PIs: Lauffenburger (lead), Shalek and Stevenson
The Computational Analysis Core (Core 2) will support Projects 1 & 2 by bringing necessary bioinformatics and computational methods to bear on the questions addressed by each project. More specifically, we will apply established computational pipelines to perform quality control on, and extract maximal information (cell types, states, circuits, and drivers) from, our rich data sets. We will help our CSBC team identify the cell types, states, and circuits active in the Leukemia and Colon and Pancreatic tumor models of Core 1 from the single-cell RNA-Seq data collected in Projects 1 & 2, as well as the molecular drivers of interesting behaviors. We will deploy numerical algorithms to uncover the predictive power of phenotypic measurements, alone or in combination, made via our Nanowell (NW) and Suspended Microchannel Resonator (SMR) platforms to explain cancer cell drug responses. When necessary, we will identify and/or develop new algorithms, enhancing our CSBC’s quantitative and multivariate capabilities. Finally, we will work closely with our CSBC team members to help with experimental design, ensuring that an appropriate number of cells/samples are processed to test hypotheses of interest and that appropriate statistical testing is performed. By providing comprehensive analysis (QC, power, gene set enrichment) and modeling capabilities, we will dramatically enhance our ability to draw crucial insights from our data. This will lead to new hypotheses that can be tested by designing new experiments.

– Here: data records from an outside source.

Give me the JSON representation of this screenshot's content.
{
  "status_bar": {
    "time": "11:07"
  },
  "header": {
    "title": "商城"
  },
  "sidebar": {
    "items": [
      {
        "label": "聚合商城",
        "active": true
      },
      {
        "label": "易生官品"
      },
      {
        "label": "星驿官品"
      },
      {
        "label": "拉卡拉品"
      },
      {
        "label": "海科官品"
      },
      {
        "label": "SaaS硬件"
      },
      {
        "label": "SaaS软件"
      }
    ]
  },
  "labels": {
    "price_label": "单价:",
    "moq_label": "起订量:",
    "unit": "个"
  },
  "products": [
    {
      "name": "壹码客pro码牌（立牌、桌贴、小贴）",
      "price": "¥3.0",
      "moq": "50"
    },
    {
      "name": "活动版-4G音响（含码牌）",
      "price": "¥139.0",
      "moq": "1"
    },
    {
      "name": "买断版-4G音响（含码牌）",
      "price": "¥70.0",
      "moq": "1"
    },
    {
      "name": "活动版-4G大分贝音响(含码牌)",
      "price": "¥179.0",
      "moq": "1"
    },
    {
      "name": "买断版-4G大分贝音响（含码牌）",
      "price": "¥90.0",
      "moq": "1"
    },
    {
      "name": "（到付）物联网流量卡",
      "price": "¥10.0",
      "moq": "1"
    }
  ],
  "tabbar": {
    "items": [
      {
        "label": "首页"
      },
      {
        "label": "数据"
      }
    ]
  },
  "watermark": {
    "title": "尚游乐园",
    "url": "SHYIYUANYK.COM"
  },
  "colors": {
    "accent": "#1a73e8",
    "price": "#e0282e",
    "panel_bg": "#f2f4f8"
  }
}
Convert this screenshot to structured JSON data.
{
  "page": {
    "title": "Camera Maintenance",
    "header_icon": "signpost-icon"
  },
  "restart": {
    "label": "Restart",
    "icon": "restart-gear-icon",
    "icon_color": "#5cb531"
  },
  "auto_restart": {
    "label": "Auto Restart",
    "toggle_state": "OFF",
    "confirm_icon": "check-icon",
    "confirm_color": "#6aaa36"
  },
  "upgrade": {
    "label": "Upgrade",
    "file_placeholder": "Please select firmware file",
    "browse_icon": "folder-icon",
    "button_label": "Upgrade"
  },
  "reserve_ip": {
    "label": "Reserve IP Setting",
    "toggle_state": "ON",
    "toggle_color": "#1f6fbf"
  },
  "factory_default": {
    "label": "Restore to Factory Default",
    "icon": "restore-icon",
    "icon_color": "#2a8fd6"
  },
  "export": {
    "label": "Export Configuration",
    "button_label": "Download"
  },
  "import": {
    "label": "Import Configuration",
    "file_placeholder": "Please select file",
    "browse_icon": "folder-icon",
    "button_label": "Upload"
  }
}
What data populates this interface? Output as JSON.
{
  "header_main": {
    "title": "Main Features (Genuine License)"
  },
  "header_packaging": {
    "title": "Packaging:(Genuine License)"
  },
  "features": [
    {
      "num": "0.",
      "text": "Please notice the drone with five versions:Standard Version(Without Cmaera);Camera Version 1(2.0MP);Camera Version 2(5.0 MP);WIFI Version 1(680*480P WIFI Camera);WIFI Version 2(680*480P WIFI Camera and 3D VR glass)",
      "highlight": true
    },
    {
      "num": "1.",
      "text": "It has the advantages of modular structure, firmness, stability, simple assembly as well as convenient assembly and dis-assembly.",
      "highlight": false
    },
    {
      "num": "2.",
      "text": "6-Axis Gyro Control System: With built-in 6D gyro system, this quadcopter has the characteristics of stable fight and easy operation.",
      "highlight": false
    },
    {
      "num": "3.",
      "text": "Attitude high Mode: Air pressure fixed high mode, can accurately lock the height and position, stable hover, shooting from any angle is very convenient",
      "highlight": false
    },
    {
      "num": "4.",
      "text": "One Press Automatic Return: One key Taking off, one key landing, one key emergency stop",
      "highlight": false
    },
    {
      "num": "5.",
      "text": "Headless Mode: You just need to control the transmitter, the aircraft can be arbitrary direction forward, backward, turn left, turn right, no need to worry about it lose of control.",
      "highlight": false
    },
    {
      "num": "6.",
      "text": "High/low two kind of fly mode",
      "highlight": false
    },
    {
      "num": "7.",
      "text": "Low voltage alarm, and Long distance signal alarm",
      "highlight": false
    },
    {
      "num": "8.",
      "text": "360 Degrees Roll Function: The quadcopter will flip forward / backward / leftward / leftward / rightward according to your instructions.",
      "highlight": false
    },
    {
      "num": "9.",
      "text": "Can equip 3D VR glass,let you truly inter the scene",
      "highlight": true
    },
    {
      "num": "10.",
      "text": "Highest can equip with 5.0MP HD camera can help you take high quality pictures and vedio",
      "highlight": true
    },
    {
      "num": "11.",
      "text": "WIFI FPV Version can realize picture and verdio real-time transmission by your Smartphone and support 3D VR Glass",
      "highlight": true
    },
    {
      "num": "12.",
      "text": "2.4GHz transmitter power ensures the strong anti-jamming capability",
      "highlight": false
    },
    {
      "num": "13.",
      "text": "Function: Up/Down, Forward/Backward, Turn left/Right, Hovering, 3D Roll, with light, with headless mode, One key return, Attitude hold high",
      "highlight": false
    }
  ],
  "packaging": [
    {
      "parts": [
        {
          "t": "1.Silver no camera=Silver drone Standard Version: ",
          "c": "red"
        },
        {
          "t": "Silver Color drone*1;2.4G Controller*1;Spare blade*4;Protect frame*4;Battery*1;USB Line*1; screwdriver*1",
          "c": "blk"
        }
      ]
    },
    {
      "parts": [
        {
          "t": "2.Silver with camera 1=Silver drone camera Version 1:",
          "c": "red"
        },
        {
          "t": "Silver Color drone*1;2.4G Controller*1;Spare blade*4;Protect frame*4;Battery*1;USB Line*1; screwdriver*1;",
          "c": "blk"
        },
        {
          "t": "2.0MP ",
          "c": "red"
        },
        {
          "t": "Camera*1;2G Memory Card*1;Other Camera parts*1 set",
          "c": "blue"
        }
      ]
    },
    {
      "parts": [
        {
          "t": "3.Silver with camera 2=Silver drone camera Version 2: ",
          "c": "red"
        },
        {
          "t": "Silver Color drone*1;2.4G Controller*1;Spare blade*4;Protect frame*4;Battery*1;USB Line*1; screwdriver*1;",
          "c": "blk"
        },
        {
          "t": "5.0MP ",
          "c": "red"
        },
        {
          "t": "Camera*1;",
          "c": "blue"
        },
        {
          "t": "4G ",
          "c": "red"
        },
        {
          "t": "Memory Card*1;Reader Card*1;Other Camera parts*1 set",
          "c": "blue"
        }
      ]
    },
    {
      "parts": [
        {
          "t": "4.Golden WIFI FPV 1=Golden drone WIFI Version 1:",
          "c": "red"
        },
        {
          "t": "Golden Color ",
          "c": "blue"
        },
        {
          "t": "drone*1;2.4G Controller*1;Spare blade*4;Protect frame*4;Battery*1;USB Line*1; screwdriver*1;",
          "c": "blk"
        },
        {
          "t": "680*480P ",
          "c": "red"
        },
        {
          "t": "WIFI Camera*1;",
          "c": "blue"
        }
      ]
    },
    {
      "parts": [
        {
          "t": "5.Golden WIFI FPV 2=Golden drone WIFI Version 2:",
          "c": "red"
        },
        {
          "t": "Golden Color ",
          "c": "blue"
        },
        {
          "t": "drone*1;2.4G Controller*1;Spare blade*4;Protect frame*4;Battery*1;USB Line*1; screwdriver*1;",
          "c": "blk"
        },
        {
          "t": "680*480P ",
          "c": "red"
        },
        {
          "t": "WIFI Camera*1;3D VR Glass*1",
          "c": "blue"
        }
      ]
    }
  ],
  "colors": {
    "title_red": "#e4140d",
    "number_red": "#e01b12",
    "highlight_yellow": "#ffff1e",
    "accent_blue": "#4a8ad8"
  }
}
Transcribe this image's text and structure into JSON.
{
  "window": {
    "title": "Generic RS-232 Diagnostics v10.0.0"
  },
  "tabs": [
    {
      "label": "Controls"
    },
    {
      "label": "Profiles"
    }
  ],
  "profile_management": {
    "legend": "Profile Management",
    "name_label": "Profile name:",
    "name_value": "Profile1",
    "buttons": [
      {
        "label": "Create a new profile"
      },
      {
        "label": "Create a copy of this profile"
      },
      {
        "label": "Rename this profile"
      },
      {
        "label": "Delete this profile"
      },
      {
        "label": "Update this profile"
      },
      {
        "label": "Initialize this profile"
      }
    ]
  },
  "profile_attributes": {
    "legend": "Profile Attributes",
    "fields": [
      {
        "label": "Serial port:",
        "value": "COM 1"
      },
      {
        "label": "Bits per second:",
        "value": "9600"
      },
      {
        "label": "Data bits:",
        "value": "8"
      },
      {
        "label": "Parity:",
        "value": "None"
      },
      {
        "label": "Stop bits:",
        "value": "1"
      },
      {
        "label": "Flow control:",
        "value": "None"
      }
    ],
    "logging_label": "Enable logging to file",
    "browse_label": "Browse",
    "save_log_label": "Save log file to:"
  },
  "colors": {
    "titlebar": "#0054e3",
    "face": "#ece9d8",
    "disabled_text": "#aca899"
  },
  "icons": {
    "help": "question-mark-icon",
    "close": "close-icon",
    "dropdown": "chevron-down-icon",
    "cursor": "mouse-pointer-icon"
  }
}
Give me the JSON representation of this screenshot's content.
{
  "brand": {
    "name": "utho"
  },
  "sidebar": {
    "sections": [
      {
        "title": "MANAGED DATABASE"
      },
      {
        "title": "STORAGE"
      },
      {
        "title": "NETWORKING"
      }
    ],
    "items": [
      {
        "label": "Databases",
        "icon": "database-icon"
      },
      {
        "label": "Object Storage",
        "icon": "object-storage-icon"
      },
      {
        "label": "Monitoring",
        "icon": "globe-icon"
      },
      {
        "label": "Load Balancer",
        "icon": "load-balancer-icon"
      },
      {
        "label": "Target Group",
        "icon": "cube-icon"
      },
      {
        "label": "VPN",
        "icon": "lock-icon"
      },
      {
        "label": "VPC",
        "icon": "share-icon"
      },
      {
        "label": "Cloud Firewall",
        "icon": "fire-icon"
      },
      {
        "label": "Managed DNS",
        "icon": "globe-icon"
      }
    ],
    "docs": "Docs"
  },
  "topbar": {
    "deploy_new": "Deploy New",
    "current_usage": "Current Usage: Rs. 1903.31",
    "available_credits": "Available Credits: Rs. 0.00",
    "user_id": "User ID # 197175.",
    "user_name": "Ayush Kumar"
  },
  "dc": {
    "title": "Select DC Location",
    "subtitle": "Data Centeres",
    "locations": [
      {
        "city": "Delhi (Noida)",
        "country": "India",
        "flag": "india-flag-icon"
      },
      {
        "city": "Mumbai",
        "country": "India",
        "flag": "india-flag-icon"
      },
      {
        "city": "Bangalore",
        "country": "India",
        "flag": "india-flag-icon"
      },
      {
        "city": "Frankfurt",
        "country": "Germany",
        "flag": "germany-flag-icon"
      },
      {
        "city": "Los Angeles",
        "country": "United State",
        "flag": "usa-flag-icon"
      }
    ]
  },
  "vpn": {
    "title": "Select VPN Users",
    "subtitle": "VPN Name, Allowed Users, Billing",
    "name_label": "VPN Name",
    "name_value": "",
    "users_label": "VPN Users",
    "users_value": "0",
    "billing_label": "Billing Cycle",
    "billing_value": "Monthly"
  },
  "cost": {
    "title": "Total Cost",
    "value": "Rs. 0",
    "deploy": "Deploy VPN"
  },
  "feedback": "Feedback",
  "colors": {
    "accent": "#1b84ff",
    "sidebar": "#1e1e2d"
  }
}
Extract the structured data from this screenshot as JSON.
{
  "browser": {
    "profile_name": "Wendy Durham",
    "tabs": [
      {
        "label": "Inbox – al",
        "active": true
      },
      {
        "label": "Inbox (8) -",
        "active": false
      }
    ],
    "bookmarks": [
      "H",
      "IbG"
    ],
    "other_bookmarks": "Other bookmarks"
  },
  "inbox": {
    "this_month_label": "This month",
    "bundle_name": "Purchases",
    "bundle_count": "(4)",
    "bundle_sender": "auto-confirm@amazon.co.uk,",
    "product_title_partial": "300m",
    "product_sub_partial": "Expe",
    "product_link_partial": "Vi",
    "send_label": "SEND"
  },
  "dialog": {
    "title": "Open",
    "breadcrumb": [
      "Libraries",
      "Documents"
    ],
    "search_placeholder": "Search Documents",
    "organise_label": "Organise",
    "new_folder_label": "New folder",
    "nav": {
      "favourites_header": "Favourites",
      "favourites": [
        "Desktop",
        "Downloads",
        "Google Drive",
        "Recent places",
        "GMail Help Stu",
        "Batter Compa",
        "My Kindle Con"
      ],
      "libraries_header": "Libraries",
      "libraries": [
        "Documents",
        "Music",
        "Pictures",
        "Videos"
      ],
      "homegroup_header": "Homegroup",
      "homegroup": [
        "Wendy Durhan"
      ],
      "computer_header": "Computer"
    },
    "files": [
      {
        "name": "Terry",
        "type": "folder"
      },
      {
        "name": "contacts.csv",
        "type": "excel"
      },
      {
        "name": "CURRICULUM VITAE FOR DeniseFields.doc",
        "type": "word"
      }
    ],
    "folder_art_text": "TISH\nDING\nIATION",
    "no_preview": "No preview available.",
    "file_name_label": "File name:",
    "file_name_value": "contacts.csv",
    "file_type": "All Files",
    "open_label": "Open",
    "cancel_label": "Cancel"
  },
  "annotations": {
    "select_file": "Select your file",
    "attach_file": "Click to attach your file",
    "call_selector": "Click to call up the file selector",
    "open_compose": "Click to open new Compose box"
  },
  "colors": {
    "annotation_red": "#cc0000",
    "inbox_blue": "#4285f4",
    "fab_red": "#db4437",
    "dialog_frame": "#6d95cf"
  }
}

Education and Outreach Core
The mentorship of current and future trainees who can tackle cancer-related problems with computational systems biology approaches is an integral part of fulfilling our commitment to catalyze and generate new bodies of knowledge and fields of cancer study. To achieve this goal, we will: 1) Establish graduate student fellowships for students jointly mentored in computational systems biology, precision measurement or oncology. 2) Provide undergraduate research opportunities for MIT students to work in laboratories at DFCI. 3) Provide outreach to the biotech/pharmaceutical industry. 4) Establish an NCI CSBC Junior Investigators program. 5) Facilitate monthly meetings and annual retreats that will be open to the MIT/DFCI community. 6) Offer mini-courses and training in experimental and computational methods. 8) Provide outreach to the community. and 7) Establish and maintain a website for disseminating research activities of our center as well as relevant techniques and applications.
The overall mission of the Administrative Unit is to provide oversight and coordination on administrative and fiscal aspects of the MIT/DFCI CSBC.